He added: “As the Committee points out, addressing the growing crisis in social care needs to be a much higher priority for the Government. With publicly-funded services increasingly only available to the poorest and those with the highest needs, this will be a key test of the Prime Minister’s promise of a country that works for everyone. Reigniting the stalled debate on funding reform must be an urgent priority, as should reviewing short-sighted cuts to public health spending.”
Theresa May urged to be 'progressive and fair'
Dr Rhidian Hughes, chief executive of The Voluntary Organisations Disability Group (VODG) urged new Prime Minister Theresa May to use the “report to lead a progressive and fair approach to care and support in this country” saying: “Demand for provision is rising whilst Government’s policies are leaving fewer disabled people eligible for essential community support.”

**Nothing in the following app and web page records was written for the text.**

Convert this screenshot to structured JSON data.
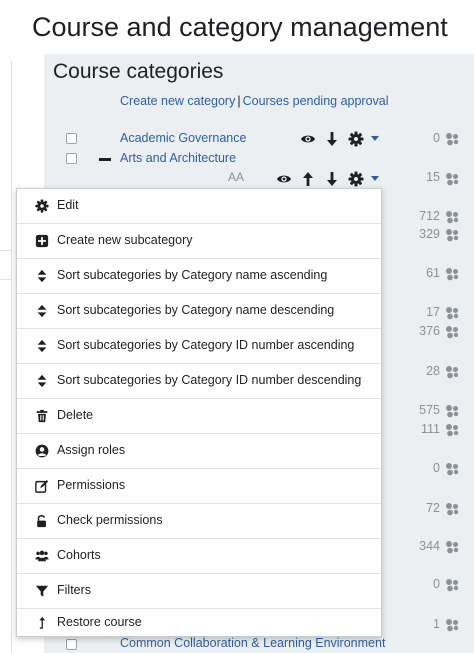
{
  "page": {
    "title": "Course and category management"
  },
  "panel": {
    "title": "Course categories",
    "create_link": "Create new category",
    "separator": "|",
    "pending_link": "Courses pending approval"
  },
  "categories": [
    {
      "name": "Academic Governance",
      "count": "0"
    },
    {
      "name": "Arts and Architecture",
      "idnumber": "AA",
      "count": "15"
    }
  ],
  "hidden_counts": [
    "712",
    "329",
    "61",
    "17",
    "376",
    "28",
    "575",
    "111",
    "0",
    "72",
    "344",
    "0",
    "1"
  ],
  "menu": {
    "items": [
      {
        "label": "Edit",
        "icon": "gear-icon"
      },
      {
        "label": "Create new subcategory",
        "icon": "plus-square-icon"
      },
      {
        "label": "Sort subcategories by Category name ascending",
        "icon": "sort-icon"
      },
      {
        "label": "Sort subcategories by Category name descending",
        "icon": "sort-icon"
      },
      {
        "label": "Sort subcategories by Category ID number ascending",
        "icon": "sort-icon"
      },
      {
        "label": "Sort subcategories by Category ID number descending",
        "icon": "sort-icon"
      },
      {
        "label": "Delete",
        "icon": "trash-icon"
      },
      {
        "label": "Assign roles",
        "icon": "user-circle-icon"
      },
      {
        "label": "Permissions",
        "icon": "edit-icon"
      },
      {
        "label": "Check permissions",
        "icon": "unlock-icon"
      },
      {
        "label": "Cohorts",
        "icon": "users-icon"
      },
      {
        "label": "Filters",
        "icon": "filter-icon"
      },
      {
        "label": "Restore course",
        "icon": "level-up-icon"
      }
    ]
  },
  "footer_category": {
    "name": "Common Collaboration & Learning Environment"
  },
  "colors": {
    "link": "#2b5fa6",
    "panel_bg": "#eceff1",
    "text": "#1d2125",
    "muted": "#8a9199"
  }
}
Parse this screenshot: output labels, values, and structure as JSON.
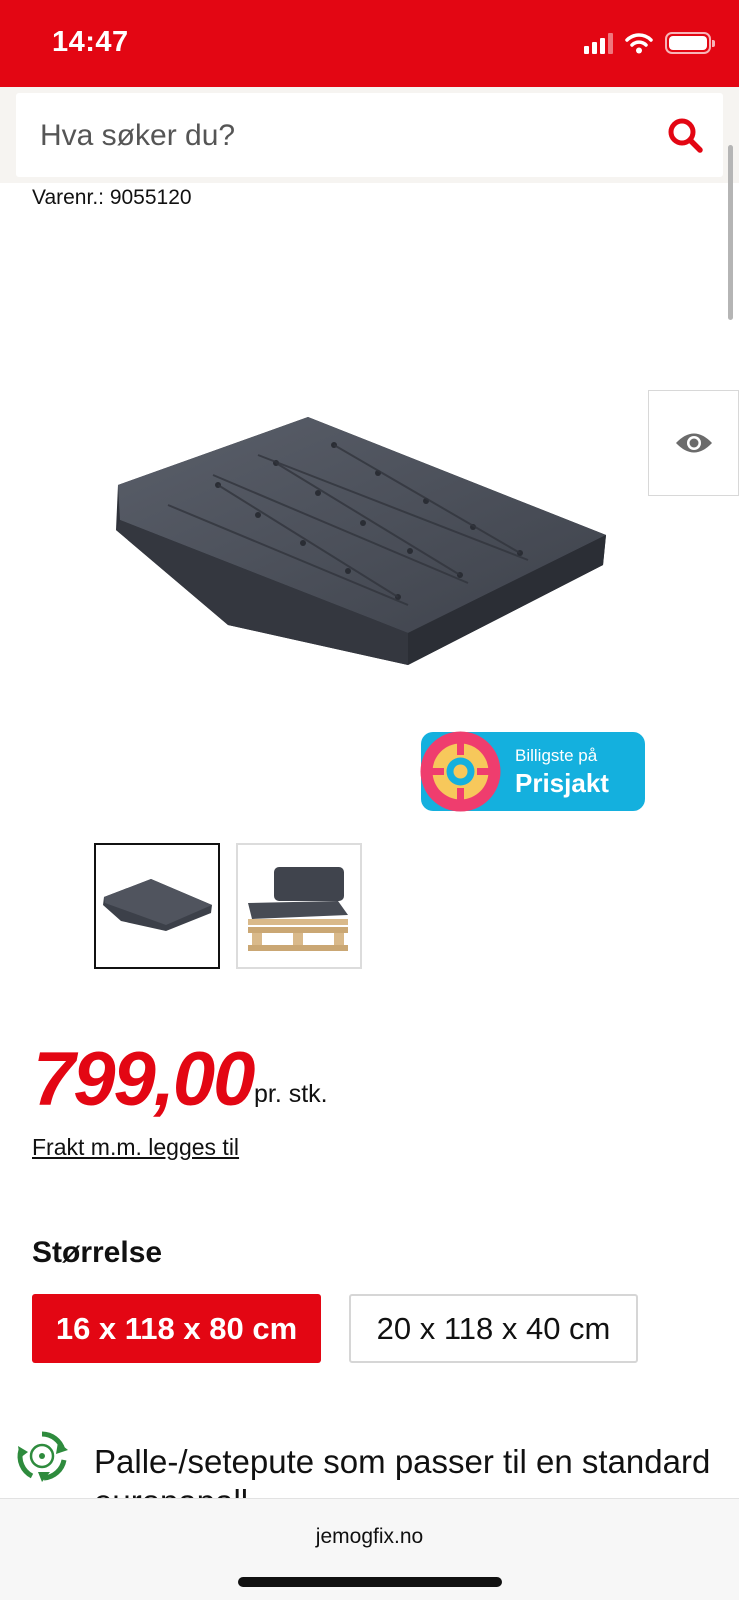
{
  "status_bar": {
    "time": "14:47",
    "icons": [
      "signal-icon",
      "wifi-icon",
      "battery-icon"
    ]
  },
  "search": {
    "placeholder": "Hva søker du?",
    "icon": "search-icon"
  },
  "product": {
    "sku": "Varenr.: 9055120",
    "image_alt": "Dark grey pallet seat cushion",
    "view_icon": "eye-icon",
    "prisjakt_badge": {
      "line1": "Billigste på",
      "line2": "Prisjakt"
    },
    "thumbnails": [
      {
        "alt": "Cushion product photo",
        "selected": true
      },
      {
        "alt": "Cushion on wooden pallet",
        "selected": false
      }
    ],
    "price": "799,00",
    "price_unit": "pr. stk.",
    "shipping_link": "Frakt m.m. legges til",
    "size_heading": "Størrelse",
    "sizes": [
      {
        "label": "16 x 118 x 80 cm",
        "selected": true
      },
      {
        "label": "20 x 118 x 40 cm",
        "selected": false
      }
    ],
    "feature": {
      "icon": "recycle-icon",
      "text": "Palle-/setepute som passer til en standard europapall"
    }
  },
  "browser": {
    "url": "jemogfix.no"
  },
  "colors": {
    "brand_red": "#e30613",
    "prisjakt_blue": "#14b0de"
  }
}
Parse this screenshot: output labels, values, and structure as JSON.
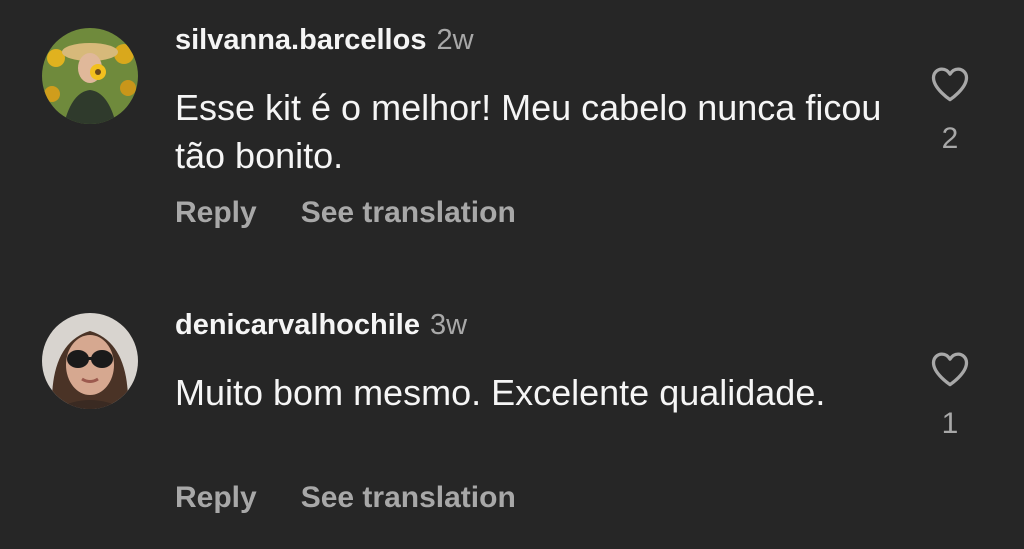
{
  "comments": [
    {
      "username": "silvanna.barcellos",
      "time": "2w",
      "text": "Esse kit é o melhor! Meu cabelo nunca ficou tão bonito.",
      "reply_label": "Reply",
      "translate_label": "See translation",
      "likes": "2",
      "like_icon": "heart-outline-icon"
    },
    {
      "username": "denicarvalhochile",
      "time": "3w",
      "text": "Muito bom mesmo. Excelente qualidade.",
      "reply_label": "Reply",
      "translate_label": "See translation",
      "likes": "1",
      "like_icon": "heart-outline-icon"
    }
  ]
}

Martin Green, chief executive of Care England, the largest representative body for independent care providers, echoed these sentiments saying: “The findings demonstrate very clearly that people are not getting the care that they need and this needs to be tackled with immediate action.
“One of the Committee’s key recommendations is that the Government urgently assesses and sets out publicly the additional costs to the NHS as a result of delayed transfers of care, and the wider costs to the NHS associated with pressures on adult social care budgets more generally.
“Care England is very supportive of this recommendation and hopes that the Committee will hold the Government to account by ensuring that the assessment is accompanied by a plan for adult social care which demonstrates that it is addressing the situation in social care and dealing with its effect on health services”.